The sad thing about this to me is that the reasons a black woman might object to an interracial relationship are wholly different from the reasons a white woman might. Black women worry how the black community will be affected overall if, say, the most successful black men find themselves with white women again and again. They worry about the effect interracial relationships have on low marriage rates in the black community. In contrast, when I encounter white women who cop an attitude upon discovering that my boyfriend and I are an item, their hostility comes from a very different place—a place of superiority.
It’s as if they are asking themselves, “Why on earth would he be with a black girl when I’m here?” Adding insult to injury is that it doesn’t seem to matter whether I’m more or less physically attractive than these women. That I’m black alone makes me inferior in their eyes. It comes down to this: women accustomed to being prizes in Western society are thrown for a loop when they see a white man who’s chosen a different option. As ridiculous as it sounds, their behavior reminds me of the Valley girl at the beginning of the “Baby Got Back” record who says in disgust, “She’s so black.” Black women aren’t supposed to be desirable, so when an eligible white male partners with a black woman, it’s not surprising that some people are going to react with shock or hostility.
I discussed this issue with a black friend several months ago. Then, she said of white women, “You know they’re threatened by us.”

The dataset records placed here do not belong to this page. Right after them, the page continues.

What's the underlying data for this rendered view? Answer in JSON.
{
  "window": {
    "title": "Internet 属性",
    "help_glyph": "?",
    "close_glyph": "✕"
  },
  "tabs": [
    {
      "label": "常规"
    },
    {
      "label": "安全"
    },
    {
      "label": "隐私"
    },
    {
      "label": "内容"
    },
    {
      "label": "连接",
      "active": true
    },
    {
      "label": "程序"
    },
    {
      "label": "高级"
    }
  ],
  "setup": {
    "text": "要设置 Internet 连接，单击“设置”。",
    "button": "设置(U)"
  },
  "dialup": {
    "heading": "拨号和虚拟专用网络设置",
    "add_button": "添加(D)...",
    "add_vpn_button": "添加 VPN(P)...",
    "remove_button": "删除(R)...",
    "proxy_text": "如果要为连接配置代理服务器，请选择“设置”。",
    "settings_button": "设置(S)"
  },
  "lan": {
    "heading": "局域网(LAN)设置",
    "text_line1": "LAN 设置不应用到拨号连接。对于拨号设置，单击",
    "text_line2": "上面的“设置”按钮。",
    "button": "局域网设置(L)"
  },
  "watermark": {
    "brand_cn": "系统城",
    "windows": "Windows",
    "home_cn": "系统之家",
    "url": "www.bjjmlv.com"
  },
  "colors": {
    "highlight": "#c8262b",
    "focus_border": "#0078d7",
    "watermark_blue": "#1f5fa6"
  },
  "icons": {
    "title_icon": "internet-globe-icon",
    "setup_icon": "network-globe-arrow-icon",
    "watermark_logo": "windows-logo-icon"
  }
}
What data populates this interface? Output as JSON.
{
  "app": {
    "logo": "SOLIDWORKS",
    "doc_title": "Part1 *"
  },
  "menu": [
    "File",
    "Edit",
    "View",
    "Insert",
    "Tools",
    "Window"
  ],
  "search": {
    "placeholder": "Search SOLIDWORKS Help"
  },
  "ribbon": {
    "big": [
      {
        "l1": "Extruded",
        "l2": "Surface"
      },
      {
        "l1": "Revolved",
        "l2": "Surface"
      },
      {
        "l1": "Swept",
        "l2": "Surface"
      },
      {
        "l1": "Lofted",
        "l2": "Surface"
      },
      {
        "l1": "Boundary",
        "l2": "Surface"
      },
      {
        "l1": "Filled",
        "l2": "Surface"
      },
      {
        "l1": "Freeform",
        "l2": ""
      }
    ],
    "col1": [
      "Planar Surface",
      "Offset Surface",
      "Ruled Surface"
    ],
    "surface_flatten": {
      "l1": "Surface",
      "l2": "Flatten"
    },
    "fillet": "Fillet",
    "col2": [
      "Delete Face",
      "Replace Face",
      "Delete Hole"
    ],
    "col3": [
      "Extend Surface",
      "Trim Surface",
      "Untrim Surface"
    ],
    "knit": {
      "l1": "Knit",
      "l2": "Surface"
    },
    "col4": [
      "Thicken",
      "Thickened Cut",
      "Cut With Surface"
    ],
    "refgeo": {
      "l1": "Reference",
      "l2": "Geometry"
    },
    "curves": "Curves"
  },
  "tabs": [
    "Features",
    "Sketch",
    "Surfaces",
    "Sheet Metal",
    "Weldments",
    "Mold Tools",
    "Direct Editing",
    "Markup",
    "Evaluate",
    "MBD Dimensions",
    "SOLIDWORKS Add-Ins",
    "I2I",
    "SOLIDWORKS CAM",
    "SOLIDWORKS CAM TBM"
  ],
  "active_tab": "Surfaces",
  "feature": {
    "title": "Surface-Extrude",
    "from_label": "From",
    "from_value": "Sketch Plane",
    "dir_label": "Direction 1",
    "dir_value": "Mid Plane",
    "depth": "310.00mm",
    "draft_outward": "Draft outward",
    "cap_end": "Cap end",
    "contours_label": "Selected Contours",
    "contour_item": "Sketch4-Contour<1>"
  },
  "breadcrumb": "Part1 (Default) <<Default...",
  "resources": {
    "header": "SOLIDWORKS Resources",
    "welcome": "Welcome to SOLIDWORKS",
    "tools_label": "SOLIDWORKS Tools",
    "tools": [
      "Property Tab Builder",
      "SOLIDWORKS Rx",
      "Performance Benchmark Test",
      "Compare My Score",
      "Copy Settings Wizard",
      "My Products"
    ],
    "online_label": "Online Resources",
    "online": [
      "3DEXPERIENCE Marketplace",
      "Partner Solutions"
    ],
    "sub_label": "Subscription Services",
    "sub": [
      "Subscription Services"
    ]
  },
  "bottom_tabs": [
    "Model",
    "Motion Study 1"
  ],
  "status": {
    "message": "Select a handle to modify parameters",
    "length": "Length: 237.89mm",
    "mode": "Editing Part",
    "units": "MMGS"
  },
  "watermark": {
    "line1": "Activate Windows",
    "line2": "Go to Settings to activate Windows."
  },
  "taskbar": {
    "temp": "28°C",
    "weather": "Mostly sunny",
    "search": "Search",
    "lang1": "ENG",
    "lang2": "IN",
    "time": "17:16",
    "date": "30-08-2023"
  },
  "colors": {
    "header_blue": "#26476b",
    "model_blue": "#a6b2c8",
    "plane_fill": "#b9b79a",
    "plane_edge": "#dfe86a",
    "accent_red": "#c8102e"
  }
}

Sure, I know that some white women may be intimated by black women they view in stereotypes—loud, overbearing and aggressive. But I did not think that white women were threatened by black women in the romantic realm. Is this akin to white men being jealous of the fabled size of black men’s penises? Are white women worried that they can’t compete with black women sexually? I don’t know. Yet, this isn’t the first time I’ve seen this issue raised. Years ago when I was reading a profile on Oprah Winfrey, the writer suggested that the talk show queen wouldn’t have so many white women fans if she were more sexually threatening. In short, if Oprah were slender and alluring instead of the woman white ladies bring their problems to, she wouldn’t be as successful.
I wonder how valid this statement is. I do know that, on the surface, a few of the hostile white women I’ve encountered have no problem with black women. They do volunteer work involving the black community and are eager to sympathize with the woes of black women. But, upon learning that my boyfriend chose to date me, they are taken aback. Rather than being a rung below them on the social ladder—someone in need of their help—a black woman had effectively become their competitor and, thus, their equal.